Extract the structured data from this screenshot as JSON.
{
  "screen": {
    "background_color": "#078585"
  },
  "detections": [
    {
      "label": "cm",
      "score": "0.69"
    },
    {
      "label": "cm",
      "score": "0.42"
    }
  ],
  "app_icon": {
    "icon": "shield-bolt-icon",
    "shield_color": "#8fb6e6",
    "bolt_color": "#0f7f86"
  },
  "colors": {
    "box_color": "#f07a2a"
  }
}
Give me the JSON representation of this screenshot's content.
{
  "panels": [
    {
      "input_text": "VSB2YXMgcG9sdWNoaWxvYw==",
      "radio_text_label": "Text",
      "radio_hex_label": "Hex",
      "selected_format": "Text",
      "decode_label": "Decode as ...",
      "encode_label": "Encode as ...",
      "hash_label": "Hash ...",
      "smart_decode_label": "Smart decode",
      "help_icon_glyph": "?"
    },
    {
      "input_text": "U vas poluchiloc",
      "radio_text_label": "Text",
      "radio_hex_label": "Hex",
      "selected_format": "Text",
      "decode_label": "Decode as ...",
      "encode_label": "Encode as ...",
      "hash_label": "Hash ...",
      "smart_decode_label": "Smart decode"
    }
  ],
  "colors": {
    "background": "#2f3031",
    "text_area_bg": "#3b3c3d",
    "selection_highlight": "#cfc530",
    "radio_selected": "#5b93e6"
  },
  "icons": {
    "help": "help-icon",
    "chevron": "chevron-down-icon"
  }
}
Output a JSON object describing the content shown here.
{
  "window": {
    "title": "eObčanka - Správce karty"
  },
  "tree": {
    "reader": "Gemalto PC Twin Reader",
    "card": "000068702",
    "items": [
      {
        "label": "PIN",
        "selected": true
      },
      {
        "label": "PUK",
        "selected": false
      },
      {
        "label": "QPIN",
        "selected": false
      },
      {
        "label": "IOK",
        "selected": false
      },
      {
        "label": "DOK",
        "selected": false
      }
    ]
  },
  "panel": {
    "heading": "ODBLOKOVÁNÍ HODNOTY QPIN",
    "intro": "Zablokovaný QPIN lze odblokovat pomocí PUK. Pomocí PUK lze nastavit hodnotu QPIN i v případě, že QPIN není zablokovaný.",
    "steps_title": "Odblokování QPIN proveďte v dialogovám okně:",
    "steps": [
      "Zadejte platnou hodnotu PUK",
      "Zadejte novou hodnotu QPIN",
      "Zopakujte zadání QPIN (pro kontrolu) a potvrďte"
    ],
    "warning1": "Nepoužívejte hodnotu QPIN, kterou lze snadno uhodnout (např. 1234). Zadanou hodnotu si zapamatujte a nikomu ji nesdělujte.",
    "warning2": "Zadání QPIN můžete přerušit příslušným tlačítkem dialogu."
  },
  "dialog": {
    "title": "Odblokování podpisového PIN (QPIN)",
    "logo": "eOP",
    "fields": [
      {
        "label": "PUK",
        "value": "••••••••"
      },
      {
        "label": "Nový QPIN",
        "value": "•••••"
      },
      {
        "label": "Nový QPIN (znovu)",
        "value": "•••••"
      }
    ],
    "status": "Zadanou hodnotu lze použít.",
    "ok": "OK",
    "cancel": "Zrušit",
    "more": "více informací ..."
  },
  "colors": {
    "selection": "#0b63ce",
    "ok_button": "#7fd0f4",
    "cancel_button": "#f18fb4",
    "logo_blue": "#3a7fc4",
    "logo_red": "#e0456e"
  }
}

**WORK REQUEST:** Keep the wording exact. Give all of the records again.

**RESULT OF THIS EXERCISE:**
Extract the structured data from this screenshot as JSON.
{
  "screen": {
    "background_color": "#078585"
  },
  "detections": [
    {
      "label": "cm",
      "score": "0.69"
    },
    {
      "label": "cm",
      "score": "0.42"
    }
  ],
  "app_icon": {
    "icon": "shield-bolt-icon",
    "shield_color": "#8fb6e6",
    "bolt_color": "#0f7f86"
  },
  "colors": {
    "box_color": "#f07a2a"
  }
}
Give me the JSON representation of this screenshot's content.
{
  "panels": [
    {
      "input_text": "VSB2YXMgcG9sdWNoaWxvYw==",
      "radio_text_label": "Text",
      "radio_hex_label": "Hex",
      "selected_format": "Text",
      "decode_label": "Decode as ...",
      "encode_label": "Encode as ...",
      "hash_label": "Hash ...",
      "smart_decode_label": "Smart decode",
      "help_icon_glyph": "?"
    },
    {
      "input_text": "U vas poluchiloc",
      "radio_text_label": "Text",
      "radio_hex_label": "Hex",
      "selected_format": "Text",
      "decode_label": "Decode as ...",
      "encode_label": "Encode as ...",
      "hash_label": "Hash ...",
      "smart_decode_label": "Smart decode"
    }
  ],
  "colors": {
    "background": "#2f3031",
    "text_area_bg": "#3b3c3d",
    "selection_highlight": "#cfc530",
    "radio_selected": "#5b93e6"
  },
  "icons": {
    "help": "help-icon",
    "chevron": "chevron-down-icon"
  }
}
Output a JSON object describing the content shown here.
{
  "window": {
    "title": "eObčanka - Správce karty"
  },
  "tree": {
    "reader": "Gemalto PC Twin Reader",
    "card": "000068702",
    "items": [
      {
        "label": "PIN",
        "selected": true
      },
      {
        "label": "PUK",
        "selected": false
      },
      {
        "label": "QPIN",
        "selected": false
      },
      {
        "label": "IOK",
        "selected": false
      },
      {
        "label": "DOK",
        "selected": false
      }
    ]
  },
  "panel": {
    "heading": "ODBLOKOVÁNÍ HODNOTY QPIN",
    "intro": "Zablokovaný QPIN lze odblokovat pomocí PUK. Pomocí PUK lze nastavit hodnotu QPIN i v případě, že QPIN není zablokovaný.",
    "steps_title": "Odblokování QPIN proveďte v dialogovám okně:",
    "steps": [
      "Zadejte platnou hodnotu PUK",
      "Zadejte novou hodnotu QPIN",
      "Zopakujte zadání QPIN (pro kontrolu) a potvrďte"
    ],
    "warning1": "Nepoužívejte hodnotu QPIN, kterou lze snadno uhodnout (např. 1234). Zadanou hodnotu si zapamatujte a nikomu ji nesdělujte.",
    "warning2": "Zadání QPIN můžete přerušit příslušným tlačítkem dialogu."
  },
  "dialog": {
    "title": "Odblokování podpisového PIN (QPIN)",
    "logo": "eOP",
    "fields": [
      {
        "label": "PUK",
        "value": "••••••••"
      },
      {
        "label": "Nový QPIN",
        "value": "•••••"
      },
      {
        "label": "Nový QPIN (znovu)",
        "value": "•••••"
      }
    ],
    "status": "Zadanou hodnotu lze použít.",
    "ok": "OK",
    "cancel": "Zrušit",
    "more": "více informací ..."
  },
  "colors": {
    "selection": "#0b63ce",
    "ok_button": "#7fd0f4",
    "cancel_button": "#f18fb4",
    "logo_blue": "#3a7fc4",
    "logo_red": "#e0456e"
  }
}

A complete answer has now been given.